What is expected →
In the listing below, every line with the word "ufnGetCustomerInformation" needs to be copied.

Available records →

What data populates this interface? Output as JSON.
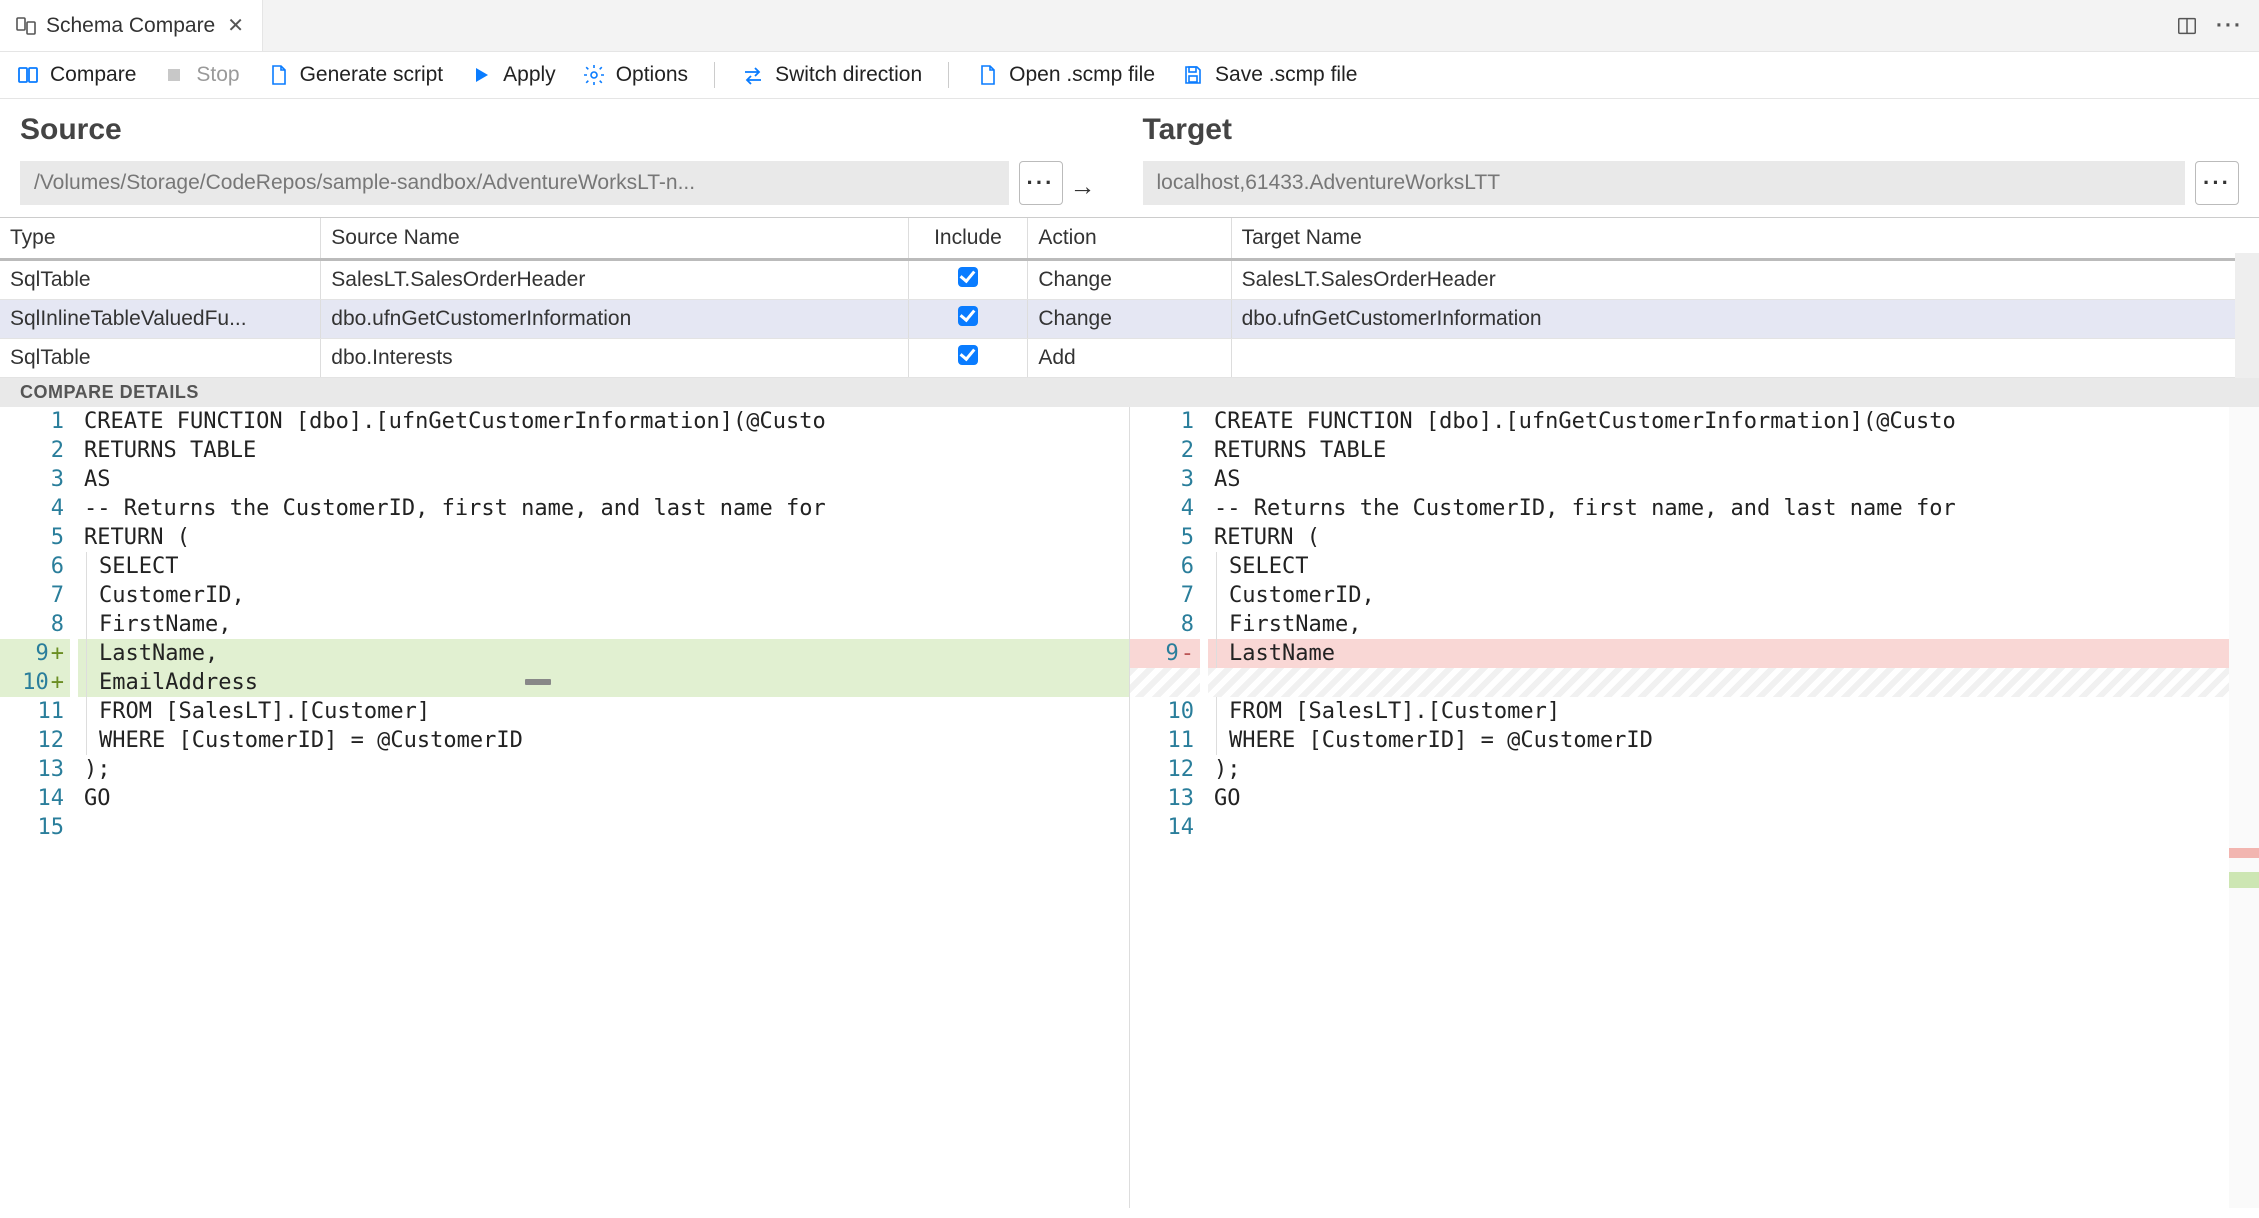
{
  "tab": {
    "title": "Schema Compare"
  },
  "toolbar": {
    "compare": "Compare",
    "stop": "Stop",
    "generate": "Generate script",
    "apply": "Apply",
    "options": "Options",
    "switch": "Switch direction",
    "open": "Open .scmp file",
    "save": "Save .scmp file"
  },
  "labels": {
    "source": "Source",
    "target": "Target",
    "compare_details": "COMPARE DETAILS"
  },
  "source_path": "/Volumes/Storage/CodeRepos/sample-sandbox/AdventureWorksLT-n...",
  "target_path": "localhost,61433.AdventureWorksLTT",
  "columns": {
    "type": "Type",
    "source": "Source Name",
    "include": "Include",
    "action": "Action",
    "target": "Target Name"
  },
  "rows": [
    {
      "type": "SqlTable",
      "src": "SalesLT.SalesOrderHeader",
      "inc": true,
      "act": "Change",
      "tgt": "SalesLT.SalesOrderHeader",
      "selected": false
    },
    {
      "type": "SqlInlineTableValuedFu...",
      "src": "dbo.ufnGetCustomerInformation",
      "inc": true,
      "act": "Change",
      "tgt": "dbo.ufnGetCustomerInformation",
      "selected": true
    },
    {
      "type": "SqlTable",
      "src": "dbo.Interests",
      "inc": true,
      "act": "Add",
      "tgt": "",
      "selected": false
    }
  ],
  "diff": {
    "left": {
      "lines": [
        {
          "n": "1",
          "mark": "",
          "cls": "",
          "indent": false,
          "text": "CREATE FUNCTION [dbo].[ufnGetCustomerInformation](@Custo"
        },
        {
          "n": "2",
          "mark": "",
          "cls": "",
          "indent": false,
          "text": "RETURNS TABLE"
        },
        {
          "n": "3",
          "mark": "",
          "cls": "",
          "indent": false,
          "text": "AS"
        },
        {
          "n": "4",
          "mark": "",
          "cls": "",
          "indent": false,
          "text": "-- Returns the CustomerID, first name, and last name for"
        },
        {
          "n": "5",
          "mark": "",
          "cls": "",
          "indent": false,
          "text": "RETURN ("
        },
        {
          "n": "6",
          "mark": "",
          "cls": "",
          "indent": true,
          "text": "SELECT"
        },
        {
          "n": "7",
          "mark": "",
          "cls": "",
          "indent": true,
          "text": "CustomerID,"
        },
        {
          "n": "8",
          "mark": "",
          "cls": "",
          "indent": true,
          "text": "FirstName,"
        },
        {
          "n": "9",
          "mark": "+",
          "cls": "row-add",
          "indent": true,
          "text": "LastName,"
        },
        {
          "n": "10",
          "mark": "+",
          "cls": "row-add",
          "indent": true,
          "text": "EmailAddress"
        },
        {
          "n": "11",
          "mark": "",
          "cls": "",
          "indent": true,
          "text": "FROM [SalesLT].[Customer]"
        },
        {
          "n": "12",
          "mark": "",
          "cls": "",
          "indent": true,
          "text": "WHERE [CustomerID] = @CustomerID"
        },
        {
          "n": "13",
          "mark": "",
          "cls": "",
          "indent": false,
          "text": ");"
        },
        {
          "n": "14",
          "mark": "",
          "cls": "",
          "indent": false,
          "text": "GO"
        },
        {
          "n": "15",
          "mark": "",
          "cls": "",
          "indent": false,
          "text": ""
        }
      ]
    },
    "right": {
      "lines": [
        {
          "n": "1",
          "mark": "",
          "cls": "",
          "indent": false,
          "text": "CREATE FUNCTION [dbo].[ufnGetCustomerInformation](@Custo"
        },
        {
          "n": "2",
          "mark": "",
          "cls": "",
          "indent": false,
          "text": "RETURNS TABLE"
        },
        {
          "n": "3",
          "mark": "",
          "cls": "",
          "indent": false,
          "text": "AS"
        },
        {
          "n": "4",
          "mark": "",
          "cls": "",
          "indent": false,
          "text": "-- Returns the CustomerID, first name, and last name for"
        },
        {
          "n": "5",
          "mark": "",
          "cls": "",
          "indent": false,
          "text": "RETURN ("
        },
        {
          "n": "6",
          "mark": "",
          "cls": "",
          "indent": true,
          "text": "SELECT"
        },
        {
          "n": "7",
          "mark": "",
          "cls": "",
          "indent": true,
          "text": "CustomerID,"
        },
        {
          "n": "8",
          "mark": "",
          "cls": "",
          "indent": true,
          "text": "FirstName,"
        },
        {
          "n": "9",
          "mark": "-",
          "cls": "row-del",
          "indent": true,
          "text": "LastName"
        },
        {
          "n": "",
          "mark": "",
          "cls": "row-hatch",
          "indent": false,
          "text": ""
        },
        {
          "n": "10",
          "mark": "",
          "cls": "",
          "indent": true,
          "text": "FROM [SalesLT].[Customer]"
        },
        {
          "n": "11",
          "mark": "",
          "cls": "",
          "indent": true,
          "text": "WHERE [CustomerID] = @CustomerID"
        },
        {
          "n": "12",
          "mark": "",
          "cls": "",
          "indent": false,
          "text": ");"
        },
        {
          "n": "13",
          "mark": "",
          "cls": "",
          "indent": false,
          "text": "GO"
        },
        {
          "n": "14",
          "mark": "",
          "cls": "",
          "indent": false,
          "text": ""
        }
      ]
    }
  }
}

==

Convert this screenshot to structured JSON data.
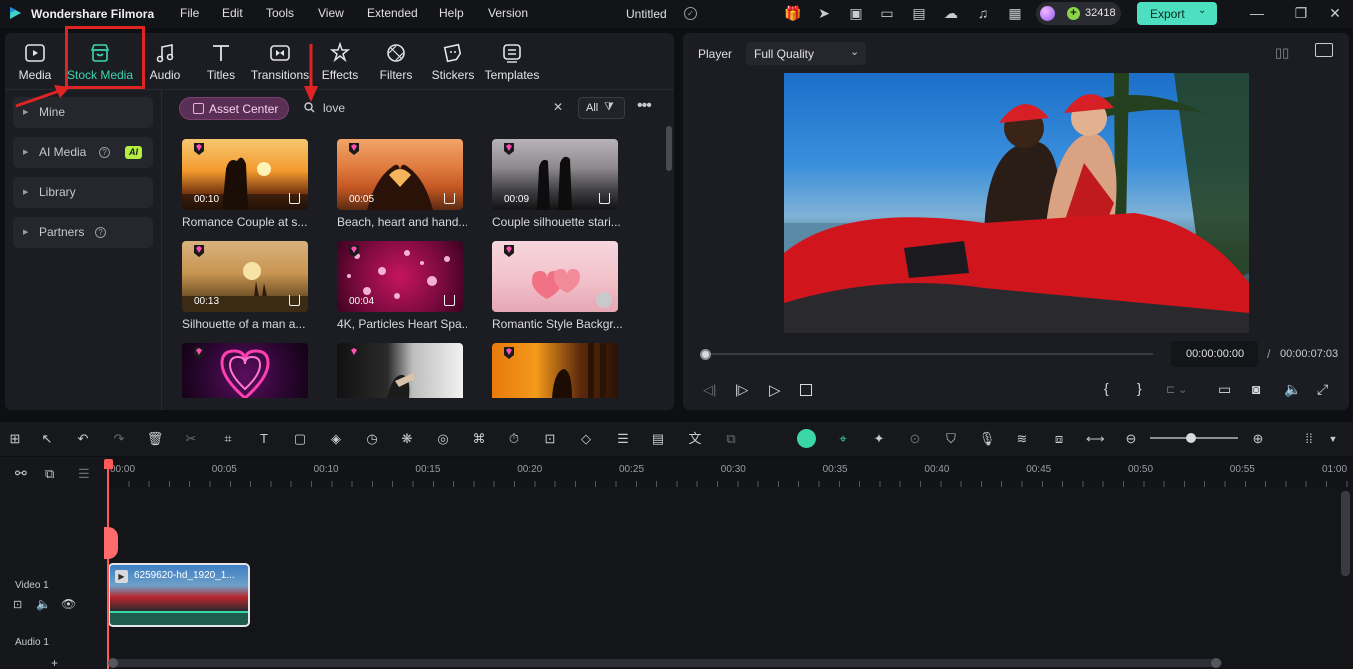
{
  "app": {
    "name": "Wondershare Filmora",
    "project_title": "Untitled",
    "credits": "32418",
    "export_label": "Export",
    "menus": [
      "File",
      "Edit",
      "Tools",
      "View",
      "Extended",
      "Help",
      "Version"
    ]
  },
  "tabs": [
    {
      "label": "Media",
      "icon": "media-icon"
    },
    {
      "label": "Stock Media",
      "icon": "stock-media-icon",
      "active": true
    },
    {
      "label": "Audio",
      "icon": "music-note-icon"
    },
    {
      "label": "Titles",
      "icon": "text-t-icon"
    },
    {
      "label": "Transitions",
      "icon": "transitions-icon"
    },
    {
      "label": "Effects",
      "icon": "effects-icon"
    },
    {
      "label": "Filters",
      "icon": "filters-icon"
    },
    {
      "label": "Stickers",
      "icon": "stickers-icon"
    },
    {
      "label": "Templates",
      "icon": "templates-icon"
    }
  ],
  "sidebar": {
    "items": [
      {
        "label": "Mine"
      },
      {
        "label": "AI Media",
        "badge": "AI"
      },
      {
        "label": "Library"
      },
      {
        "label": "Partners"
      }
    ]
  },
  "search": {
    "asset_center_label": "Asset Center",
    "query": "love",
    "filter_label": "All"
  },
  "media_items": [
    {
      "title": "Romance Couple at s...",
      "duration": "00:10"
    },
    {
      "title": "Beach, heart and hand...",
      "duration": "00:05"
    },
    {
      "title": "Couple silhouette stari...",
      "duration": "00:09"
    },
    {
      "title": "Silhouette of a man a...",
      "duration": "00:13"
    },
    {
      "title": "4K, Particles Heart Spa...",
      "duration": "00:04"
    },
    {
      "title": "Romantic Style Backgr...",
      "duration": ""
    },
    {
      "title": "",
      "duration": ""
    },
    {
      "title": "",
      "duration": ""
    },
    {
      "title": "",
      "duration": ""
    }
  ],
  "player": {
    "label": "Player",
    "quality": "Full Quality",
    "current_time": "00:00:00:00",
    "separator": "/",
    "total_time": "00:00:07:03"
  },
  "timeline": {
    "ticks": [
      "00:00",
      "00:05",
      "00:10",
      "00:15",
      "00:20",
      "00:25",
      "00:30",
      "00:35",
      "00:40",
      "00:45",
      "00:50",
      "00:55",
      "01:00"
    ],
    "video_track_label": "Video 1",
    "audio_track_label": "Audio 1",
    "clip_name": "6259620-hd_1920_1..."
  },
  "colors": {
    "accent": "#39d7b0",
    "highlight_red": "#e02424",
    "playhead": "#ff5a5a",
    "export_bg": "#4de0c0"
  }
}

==

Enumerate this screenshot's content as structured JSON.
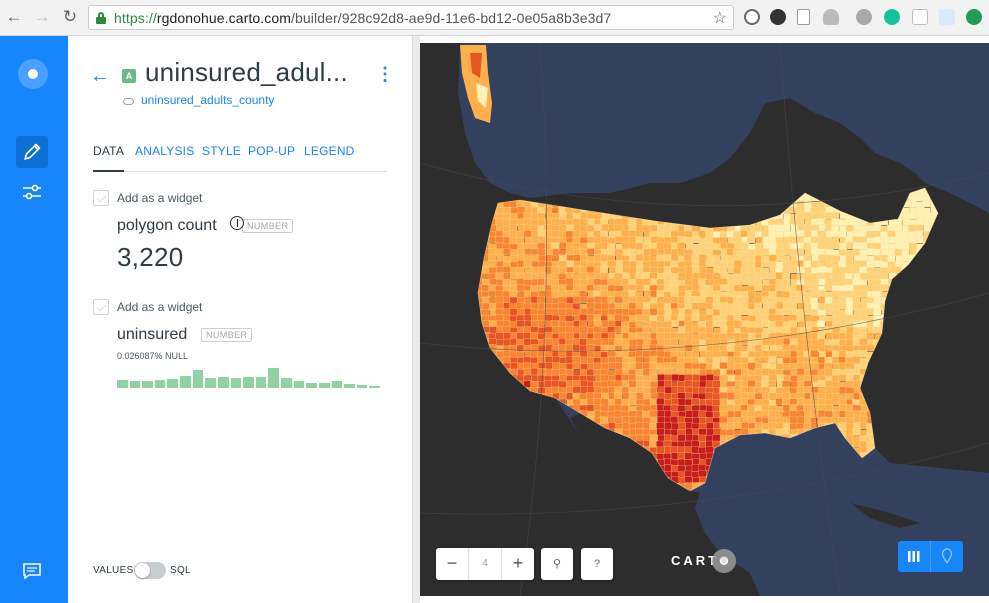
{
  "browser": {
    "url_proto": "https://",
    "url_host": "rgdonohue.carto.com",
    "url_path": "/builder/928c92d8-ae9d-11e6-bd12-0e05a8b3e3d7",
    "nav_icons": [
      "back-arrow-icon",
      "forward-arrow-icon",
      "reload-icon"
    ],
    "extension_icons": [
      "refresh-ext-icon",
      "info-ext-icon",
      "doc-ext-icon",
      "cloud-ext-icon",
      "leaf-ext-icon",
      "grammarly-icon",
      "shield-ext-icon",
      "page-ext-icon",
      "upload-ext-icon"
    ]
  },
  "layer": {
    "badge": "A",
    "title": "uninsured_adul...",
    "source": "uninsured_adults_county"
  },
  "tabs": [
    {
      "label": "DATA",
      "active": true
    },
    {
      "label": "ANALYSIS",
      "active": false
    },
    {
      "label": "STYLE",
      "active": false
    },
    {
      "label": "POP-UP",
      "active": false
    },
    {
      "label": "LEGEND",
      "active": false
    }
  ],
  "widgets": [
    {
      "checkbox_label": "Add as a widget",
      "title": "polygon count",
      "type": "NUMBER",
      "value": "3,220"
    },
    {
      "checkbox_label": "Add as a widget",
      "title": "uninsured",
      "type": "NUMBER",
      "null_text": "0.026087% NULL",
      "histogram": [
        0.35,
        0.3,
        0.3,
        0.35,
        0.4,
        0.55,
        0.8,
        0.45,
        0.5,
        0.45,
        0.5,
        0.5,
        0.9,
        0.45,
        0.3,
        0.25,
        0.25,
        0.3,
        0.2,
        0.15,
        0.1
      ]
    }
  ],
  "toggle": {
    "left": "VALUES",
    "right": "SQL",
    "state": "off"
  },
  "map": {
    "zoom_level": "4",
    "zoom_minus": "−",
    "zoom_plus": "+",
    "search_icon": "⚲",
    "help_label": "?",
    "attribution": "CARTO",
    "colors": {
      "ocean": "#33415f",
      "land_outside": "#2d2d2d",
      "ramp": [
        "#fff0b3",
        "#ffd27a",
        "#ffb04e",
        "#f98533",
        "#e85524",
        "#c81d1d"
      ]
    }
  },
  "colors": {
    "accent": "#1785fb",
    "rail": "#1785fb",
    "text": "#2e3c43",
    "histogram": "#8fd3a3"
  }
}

Task result →
      "src": "dbo.ufnGetCustomerInformation",
      "tgt": "dbo.ufnGetCustomerInformation",
          "text": "CREATE FUNCTION [dbo].[ufnGetCustomerInformation](@Custo"
          "text": "CREATE FUNCTION [dbo].[ufnGetCustomerInformation](@Custo"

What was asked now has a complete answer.